> Work order:
Go through the material below and count the lines in which the word "that" occurs; the only output is the number.

> Supplied information:
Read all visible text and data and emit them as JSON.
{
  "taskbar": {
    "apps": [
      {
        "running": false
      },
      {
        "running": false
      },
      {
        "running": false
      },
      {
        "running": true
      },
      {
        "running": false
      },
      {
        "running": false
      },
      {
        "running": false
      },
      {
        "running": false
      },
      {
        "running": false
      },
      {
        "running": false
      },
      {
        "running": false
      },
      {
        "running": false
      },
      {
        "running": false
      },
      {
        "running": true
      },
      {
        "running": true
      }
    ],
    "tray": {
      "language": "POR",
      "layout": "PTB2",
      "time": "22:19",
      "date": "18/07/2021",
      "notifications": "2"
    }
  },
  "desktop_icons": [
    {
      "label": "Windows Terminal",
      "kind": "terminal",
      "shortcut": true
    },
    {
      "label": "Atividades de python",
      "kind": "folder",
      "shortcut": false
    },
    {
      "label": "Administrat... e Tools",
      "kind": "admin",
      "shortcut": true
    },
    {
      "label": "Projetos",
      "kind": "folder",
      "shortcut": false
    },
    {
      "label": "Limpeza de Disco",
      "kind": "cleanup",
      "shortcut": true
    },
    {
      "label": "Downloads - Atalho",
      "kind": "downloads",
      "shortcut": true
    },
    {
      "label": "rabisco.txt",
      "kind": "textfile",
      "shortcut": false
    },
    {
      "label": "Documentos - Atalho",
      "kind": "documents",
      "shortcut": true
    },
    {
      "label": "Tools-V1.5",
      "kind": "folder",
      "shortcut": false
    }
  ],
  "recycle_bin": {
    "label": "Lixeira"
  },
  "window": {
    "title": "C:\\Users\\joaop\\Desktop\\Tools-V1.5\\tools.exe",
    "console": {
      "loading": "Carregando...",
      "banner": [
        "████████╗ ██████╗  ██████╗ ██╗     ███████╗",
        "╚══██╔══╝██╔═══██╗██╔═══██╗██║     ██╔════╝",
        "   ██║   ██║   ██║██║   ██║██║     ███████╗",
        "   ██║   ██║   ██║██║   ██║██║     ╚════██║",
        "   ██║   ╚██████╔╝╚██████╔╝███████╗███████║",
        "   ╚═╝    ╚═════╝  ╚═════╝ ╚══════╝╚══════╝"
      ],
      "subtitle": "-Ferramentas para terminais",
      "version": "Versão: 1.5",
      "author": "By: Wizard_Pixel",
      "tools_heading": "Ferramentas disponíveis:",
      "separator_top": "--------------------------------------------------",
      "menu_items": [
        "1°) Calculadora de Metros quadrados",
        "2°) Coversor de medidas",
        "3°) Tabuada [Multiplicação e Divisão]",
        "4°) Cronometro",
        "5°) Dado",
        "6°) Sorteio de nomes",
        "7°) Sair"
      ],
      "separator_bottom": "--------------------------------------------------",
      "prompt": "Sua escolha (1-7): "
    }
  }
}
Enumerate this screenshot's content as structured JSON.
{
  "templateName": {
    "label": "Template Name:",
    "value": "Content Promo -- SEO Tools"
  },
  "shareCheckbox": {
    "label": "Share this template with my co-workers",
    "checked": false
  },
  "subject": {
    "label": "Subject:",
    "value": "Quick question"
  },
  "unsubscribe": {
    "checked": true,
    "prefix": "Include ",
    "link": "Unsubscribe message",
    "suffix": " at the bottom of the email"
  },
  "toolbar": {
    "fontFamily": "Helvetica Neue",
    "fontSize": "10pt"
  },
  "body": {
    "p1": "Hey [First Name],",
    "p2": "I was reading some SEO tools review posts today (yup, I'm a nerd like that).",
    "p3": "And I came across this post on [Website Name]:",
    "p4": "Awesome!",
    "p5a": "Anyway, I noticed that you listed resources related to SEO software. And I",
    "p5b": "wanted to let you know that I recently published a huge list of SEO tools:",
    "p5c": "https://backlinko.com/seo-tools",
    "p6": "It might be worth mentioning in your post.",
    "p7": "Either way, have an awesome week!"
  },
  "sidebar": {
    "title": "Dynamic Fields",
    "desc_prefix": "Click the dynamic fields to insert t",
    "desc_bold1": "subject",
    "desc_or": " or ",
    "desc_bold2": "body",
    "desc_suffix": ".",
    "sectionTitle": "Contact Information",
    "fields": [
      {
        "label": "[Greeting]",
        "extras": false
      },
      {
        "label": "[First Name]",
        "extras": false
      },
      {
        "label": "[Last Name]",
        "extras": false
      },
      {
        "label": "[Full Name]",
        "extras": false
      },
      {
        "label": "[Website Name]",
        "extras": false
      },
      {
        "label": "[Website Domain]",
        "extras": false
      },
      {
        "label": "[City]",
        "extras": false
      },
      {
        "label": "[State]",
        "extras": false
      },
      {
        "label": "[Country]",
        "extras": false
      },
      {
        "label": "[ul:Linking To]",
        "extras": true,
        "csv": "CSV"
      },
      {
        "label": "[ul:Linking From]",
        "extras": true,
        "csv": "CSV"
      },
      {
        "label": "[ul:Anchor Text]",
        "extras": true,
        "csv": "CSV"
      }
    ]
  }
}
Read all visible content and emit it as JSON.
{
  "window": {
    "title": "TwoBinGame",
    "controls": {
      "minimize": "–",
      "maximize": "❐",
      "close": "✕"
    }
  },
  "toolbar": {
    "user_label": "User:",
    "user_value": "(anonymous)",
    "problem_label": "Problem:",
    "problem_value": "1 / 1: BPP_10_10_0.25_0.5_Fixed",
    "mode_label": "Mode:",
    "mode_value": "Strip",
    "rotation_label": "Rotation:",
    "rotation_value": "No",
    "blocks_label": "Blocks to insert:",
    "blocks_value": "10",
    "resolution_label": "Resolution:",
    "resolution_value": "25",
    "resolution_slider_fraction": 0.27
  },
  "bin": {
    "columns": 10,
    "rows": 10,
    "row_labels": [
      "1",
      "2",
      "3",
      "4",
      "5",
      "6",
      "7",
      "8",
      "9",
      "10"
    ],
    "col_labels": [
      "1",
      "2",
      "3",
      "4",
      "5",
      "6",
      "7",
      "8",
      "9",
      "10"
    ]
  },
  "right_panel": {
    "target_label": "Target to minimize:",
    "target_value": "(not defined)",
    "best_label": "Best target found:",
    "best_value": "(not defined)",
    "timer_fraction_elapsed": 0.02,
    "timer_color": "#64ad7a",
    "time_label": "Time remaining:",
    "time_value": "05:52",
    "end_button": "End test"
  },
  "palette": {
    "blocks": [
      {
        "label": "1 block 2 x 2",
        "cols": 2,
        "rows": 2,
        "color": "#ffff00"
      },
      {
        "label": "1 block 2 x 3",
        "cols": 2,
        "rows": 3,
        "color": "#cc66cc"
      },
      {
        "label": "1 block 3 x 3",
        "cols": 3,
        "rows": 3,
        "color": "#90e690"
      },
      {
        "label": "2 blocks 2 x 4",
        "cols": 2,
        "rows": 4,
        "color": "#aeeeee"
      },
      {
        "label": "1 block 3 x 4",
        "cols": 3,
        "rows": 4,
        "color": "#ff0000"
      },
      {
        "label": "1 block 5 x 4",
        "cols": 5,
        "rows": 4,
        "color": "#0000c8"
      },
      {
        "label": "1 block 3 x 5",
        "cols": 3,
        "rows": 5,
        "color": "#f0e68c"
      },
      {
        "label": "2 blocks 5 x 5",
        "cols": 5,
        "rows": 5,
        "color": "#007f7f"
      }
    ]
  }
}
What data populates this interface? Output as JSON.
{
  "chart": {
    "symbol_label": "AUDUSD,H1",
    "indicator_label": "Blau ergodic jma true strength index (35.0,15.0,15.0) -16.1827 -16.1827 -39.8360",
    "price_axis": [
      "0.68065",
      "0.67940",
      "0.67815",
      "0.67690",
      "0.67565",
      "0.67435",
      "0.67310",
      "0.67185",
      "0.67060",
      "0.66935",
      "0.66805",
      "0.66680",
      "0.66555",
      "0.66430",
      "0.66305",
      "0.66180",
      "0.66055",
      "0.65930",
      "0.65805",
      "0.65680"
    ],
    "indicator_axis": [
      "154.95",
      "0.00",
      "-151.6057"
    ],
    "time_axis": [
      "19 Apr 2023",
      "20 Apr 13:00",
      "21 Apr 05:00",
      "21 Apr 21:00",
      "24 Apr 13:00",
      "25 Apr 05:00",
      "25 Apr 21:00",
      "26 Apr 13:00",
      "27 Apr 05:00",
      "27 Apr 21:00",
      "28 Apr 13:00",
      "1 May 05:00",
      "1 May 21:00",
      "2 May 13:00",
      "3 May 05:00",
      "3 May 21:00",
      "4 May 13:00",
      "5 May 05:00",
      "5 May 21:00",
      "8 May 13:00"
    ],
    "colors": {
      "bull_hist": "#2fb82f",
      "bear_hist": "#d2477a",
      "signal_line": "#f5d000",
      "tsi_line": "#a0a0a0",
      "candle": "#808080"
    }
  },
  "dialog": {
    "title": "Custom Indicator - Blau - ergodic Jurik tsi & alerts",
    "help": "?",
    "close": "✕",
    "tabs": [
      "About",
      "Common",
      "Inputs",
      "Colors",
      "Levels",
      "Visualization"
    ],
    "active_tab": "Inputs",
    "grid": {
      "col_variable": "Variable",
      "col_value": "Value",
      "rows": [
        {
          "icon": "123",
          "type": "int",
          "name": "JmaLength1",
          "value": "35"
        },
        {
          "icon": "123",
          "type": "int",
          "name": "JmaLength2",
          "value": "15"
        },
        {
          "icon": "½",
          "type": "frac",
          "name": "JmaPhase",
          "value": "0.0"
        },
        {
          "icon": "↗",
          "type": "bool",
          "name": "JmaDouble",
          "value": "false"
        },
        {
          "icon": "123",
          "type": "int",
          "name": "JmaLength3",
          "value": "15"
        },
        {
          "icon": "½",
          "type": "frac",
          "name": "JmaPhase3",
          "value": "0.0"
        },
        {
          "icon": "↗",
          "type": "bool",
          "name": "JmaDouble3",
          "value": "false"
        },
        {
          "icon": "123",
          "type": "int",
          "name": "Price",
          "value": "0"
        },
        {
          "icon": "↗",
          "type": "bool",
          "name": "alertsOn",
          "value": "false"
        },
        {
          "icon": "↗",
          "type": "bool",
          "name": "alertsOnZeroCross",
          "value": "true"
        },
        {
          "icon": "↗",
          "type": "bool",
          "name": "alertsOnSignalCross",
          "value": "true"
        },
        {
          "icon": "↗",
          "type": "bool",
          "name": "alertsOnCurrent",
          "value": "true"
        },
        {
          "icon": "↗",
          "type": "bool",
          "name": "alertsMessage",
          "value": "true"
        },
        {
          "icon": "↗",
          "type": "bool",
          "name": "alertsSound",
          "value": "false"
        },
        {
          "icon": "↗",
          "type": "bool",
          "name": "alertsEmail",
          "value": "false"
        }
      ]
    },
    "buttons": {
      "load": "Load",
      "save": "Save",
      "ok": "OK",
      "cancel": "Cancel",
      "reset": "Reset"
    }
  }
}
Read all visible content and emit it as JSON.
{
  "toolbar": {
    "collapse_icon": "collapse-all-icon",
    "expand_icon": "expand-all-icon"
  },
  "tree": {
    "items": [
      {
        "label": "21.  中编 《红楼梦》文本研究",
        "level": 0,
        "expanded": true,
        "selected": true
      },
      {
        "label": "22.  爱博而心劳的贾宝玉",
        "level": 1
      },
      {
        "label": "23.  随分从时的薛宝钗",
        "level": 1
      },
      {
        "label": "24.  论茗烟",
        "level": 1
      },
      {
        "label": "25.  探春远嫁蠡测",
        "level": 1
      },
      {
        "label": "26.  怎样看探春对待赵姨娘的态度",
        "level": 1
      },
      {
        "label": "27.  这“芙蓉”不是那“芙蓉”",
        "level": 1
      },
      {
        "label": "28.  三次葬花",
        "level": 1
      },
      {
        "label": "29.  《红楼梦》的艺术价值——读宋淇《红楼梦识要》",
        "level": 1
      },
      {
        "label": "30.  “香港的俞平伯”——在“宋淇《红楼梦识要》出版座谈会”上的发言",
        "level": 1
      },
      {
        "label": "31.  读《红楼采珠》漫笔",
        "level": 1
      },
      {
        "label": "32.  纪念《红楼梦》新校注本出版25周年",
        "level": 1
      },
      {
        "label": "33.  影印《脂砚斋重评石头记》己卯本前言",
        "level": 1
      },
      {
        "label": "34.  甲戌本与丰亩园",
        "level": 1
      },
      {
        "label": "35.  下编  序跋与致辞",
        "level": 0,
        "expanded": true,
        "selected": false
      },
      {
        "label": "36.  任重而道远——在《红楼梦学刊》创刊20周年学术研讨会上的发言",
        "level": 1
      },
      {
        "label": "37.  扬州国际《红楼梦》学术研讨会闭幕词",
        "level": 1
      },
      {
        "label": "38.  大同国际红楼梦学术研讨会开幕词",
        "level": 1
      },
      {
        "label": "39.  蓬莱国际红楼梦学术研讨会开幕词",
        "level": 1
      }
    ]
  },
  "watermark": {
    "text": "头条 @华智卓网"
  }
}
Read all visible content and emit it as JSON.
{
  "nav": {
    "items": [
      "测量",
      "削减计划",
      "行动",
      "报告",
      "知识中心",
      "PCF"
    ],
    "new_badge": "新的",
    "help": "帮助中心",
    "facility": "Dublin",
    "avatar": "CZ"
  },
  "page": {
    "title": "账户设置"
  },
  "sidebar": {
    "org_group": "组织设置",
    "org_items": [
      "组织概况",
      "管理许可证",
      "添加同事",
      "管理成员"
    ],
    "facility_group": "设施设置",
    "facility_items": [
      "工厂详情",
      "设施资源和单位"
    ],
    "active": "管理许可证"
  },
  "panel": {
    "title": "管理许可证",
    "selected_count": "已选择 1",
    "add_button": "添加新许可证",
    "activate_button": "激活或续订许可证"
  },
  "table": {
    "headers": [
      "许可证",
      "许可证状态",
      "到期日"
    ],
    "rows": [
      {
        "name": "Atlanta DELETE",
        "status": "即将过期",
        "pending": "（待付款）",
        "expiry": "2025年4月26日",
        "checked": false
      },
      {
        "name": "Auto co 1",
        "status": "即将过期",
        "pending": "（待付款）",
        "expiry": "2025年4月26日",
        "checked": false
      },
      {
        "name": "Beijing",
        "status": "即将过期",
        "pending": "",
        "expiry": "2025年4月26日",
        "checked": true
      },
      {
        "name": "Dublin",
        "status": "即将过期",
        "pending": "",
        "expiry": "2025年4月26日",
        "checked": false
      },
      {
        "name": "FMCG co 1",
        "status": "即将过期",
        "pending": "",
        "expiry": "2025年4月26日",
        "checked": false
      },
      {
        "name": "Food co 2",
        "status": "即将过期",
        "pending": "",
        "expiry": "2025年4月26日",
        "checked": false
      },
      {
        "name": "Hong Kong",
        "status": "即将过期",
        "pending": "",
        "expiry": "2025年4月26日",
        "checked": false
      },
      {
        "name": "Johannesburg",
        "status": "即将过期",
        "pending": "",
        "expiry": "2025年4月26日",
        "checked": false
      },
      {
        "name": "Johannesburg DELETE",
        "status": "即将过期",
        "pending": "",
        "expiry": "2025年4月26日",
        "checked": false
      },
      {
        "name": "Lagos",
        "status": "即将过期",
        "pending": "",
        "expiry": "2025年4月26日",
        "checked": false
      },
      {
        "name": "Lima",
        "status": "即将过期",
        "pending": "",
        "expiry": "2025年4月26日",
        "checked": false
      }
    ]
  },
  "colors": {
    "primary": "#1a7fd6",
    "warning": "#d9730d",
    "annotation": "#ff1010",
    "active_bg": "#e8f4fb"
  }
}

> Written answer:
3